[[ Data for this exercise open ]]

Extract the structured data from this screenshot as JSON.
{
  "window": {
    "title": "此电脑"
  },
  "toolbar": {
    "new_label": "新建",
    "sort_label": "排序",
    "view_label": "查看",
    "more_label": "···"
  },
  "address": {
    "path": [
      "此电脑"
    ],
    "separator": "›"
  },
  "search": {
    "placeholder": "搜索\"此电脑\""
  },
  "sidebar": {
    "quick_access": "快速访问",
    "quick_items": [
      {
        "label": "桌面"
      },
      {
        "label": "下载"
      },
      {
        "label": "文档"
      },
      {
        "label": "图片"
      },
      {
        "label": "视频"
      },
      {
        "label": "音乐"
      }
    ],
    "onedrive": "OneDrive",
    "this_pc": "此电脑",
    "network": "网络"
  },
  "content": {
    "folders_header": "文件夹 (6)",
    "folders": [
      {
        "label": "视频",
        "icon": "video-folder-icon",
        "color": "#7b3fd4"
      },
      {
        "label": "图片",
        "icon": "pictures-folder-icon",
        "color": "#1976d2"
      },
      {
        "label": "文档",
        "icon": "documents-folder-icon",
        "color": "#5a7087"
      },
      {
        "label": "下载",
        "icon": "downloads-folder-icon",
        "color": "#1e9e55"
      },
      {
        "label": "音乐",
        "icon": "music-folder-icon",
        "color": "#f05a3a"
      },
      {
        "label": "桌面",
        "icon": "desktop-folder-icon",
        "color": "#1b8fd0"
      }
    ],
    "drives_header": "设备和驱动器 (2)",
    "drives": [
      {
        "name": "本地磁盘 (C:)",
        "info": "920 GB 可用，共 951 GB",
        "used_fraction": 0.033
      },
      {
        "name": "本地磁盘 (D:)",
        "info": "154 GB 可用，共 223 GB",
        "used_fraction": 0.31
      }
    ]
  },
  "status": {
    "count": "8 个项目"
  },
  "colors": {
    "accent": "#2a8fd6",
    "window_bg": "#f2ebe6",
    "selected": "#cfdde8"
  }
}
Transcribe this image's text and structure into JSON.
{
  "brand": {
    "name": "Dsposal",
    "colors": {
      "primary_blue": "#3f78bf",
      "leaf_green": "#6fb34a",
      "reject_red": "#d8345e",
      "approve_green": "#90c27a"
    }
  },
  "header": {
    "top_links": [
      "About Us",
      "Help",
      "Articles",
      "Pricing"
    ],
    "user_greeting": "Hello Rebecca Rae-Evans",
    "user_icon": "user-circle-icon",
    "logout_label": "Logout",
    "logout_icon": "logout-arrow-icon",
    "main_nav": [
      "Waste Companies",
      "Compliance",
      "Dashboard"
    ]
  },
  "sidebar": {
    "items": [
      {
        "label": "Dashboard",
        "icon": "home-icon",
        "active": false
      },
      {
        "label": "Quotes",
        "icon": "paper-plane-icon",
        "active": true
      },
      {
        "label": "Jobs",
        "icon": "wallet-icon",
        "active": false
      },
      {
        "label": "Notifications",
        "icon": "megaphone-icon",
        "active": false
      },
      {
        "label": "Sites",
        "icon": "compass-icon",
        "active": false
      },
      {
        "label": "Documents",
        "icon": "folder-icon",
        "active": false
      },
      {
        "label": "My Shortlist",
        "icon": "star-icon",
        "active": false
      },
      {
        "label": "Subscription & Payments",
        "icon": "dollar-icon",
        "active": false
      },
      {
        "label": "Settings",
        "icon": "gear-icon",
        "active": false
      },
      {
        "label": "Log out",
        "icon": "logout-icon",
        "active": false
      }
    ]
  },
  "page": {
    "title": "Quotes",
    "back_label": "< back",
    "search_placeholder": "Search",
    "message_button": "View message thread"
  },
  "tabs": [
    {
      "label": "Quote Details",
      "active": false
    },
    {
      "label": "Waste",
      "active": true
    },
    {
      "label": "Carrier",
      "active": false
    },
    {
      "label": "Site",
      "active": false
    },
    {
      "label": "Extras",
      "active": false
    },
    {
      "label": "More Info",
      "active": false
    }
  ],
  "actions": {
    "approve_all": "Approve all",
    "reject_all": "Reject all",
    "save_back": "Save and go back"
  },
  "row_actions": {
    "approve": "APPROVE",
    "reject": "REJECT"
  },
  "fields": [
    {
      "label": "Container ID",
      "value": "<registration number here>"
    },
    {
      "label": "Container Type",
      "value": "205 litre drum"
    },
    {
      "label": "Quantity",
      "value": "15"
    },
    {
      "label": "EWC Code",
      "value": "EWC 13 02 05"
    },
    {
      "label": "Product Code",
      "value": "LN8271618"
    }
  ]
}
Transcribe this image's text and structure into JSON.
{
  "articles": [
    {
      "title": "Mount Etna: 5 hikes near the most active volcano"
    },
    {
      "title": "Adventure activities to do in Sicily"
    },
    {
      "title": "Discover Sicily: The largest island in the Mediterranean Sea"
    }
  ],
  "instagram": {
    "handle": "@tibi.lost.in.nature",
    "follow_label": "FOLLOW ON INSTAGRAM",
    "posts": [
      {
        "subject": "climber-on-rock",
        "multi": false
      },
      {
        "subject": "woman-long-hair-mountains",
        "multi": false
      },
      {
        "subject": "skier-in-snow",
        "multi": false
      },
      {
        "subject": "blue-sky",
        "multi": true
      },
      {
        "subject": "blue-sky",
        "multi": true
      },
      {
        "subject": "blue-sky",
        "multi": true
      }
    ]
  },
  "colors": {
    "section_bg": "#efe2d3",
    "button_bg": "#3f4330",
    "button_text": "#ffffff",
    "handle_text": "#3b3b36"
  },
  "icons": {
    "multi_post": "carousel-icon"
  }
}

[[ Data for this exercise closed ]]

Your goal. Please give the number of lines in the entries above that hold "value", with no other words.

Task response. 5